* Assigned task *
Could you say how many lines in the records include "plus"? Please give the number by itself.

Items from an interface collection
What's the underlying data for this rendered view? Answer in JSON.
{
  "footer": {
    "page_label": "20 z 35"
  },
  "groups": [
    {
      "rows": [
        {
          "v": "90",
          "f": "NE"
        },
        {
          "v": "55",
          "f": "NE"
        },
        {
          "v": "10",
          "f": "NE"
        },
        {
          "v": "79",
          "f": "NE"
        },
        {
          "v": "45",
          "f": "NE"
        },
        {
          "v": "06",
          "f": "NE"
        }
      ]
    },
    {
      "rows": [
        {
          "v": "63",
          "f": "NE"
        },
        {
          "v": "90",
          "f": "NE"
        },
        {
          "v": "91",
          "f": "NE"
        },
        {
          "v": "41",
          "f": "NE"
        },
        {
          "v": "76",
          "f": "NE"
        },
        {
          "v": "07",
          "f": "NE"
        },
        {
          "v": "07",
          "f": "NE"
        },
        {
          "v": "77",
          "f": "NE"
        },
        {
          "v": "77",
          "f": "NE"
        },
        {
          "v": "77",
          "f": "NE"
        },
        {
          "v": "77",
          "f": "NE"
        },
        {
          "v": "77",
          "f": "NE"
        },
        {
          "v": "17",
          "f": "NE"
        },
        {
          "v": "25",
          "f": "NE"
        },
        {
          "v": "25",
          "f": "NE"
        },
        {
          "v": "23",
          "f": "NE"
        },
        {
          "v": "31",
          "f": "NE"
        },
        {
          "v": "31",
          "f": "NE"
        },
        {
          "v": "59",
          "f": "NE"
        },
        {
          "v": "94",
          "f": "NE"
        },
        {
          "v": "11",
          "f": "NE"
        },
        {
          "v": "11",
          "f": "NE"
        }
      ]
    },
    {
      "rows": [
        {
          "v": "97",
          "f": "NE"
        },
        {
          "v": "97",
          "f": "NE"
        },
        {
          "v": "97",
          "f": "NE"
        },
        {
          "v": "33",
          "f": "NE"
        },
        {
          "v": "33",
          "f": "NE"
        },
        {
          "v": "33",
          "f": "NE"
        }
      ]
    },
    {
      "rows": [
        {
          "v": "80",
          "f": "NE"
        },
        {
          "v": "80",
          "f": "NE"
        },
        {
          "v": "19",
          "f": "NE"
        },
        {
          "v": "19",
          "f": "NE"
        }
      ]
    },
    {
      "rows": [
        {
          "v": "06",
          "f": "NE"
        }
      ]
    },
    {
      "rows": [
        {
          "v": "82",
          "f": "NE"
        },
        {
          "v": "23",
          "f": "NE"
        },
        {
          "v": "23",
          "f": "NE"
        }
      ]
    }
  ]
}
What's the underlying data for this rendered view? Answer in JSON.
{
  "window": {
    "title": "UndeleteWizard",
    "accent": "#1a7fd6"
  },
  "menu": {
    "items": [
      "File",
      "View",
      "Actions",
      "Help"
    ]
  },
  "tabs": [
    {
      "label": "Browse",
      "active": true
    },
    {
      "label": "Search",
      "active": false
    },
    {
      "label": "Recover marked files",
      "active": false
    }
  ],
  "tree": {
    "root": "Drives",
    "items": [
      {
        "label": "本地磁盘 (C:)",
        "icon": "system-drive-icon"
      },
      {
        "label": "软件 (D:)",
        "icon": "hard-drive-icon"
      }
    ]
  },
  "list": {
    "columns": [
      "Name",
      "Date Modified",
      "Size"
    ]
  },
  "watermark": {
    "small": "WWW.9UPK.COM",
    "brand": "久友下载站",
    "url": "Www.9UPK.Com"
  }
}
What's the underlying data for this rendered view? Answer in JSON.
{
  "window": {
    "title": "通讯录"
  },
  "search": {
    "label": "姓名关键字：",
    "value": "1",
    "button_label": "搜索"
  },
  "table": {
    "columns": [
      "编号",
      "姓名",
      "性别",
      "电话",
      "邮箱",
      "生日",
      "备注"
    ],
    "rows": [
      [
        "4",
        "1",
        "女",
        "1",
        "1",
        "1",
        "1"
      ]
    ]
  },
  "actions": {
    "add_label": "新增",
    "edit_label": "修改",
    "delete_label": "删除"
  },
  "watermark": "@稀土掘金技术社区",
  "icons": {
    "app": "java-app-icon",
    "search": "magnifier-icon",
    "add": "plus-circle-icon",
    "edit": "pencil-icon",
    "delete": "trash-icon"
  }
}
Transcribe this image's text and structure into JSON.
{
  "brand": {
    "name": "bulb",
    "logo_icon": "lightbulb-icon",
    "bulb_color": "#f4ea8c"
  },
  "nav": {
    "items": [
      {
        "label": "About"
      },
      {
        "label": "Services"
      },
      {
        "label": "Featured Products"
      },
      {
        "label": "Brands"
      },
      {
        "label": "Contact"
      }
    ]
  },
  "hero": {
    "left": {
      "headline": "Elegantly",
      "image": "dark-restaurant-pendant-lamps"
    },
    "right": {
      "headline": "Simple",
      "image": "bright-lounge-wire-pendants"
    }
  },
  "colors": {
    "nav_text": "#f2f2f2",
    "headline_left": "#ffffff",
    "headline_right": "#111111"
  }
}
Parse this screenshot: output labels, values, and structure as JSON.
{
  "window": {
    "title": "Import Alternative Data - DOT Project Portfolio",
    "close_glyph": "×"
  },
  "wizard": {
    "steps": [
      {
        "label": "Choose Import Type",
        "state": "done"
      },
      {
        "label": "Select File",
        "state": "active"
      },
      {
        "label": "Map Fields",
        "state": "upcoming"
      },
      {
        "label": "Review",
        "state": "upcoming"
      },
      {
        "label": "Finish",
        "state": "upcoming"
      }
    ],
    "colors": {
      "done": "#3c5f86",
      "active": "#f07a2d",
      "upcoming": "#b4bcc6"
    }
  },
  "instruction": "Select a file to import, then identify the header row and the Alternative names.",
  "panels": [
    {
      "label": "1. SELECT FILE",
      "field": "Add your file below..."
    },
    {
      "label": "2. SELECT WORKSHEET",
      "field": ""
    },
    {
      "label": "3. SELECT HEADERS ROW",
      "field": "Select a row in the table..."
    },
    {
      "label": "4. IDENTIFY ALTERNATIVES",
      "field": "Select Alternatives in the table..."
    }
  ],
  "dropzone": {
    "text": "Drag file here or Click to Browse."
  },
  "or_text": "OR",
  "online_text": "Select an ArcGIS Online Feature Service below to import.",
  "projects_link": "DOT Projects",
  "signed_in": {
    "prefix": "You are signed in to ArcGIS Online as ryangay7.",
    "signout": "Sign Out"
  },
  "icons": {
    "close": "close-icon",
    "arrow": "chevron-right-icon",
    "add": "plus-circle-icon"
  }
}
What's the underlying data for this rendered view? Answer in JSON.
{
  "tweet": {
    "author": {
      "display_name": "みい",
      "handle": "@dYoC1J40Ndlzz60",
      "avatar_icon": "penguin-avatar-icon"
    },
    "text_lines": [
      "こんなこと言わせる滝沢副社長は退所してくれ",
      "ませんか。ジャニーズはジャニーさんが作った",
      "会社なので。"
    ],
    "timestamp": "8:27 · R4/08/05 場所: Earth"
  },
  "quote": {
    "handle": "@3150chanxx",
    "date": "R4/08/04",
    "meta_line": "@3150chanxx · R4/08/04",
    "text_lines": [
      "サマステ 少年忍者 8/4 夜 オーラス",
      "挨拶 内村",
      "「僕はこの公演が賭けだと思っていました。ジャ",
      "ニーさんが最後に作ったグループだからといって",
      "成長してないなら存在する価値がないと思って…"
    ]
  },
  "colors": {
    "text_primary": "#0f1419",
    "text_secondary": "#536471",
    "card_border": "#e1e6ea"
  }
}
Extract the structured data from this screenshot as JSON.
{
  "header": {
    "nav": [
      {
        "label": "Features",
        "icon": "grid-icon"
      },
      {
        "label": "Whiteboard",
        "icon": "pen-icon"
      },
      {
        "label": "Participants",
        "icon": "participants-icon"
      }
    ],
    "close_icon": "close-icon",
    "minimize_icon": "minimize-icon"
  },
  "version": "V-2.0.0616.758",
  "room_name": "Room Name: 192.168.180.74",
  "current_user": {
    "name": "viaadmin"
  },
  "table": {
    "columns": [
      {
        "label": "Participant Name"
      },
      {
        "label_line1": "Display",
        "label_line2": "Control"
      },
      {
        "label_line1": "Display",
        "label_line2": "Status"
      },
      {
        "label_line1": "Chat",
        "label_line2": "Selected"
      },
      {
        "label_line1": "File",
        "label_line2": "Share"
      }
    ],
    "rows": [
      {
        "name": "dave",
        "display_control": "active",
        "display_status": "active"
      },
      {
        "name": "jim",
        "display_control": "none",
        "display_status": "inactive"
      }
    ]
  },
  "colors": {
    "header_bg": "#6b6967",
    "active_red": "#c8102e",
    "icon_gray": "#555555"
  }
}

* Answer box *
2